WORK ORDER ::
Lines from the listing below that contain the string "JSON" are to be reported.

DATA SHOWN ::
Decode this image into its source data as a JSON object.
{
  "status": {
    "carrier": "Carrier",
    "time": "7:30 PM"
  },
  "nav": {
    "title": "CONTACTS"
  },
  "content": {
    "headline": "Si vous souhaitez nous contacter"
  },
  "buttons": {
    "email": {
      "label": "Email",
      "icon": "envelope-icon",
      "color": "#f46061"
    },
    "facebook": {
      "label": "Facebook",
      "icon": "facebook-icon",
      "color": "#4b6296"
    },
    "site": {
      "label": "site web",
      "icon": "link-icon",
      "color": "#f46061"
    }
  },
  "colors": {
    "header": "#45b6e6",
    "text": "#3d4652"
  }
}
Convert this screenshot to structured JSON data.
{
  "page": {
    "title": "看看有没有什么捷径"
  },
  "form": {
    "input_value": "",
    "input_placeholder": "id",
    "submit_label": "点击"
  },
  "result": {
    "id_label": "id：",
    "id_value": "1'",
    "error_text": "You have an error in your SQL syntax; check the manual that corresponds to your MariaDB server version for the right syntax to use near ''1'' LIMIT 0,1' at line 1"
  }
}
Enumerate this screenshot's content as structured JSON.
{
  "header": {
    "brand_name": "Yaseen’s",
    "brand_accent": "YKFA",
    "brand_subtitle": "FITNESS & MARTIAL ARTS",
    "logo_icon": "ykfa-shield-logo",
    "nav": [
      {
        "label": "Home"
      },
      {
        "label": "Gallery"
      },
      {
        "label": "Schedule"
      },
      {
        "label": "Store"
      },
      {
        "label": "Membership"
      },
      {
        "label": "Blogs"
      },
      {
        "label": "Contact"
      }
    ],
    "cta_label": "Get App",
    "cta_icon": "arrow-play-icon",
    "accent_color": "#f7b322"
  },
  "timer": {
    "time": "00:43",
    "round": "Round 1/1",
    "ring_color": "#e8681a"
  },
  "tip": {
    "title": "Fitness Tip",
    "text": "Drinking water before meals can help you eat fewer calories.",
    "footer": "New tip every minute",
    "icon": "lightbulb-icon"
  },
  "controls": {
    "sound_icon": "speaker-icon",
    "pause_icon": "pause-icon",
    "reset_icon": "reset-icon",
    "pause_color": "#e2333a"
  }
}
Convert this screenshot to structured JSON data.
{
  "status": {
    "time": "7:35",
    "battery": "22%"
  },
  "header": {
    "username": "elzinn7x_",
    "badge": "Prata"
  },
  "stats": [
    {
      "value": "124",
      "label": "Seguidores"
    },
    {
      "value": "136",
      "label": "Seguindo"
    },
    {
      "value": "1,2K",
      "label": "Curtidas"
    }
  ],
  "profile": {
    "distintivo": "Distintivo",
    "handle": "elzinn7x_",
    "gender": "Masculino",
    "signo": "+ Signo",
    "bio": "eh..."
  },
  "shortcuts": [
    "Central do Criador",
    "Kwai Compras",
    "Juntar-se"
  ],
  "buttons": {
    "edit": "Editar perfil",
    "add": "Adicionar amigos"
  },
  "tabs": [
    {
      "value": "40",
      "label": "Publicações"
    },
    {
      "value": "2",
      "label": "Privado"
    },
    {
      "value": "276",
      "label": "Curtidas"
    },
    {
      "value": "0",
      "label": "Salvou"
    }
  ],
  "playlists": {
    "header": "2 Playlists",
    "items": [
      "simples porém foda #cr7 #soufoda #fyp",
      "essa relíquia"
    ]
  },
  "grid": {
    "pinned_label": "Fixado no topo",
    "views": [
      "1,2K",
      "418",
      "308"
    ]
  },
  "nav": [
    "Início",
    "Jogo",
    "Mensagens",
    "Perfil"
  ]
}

SOLUTION TO THIS TASK ::
Decode this image into its source data as a JSON object.
Convert this screenshot to structured JSON data.
Enumerate this screenshot's content as structured JSON.
Convert this screenshot to structured JSON data.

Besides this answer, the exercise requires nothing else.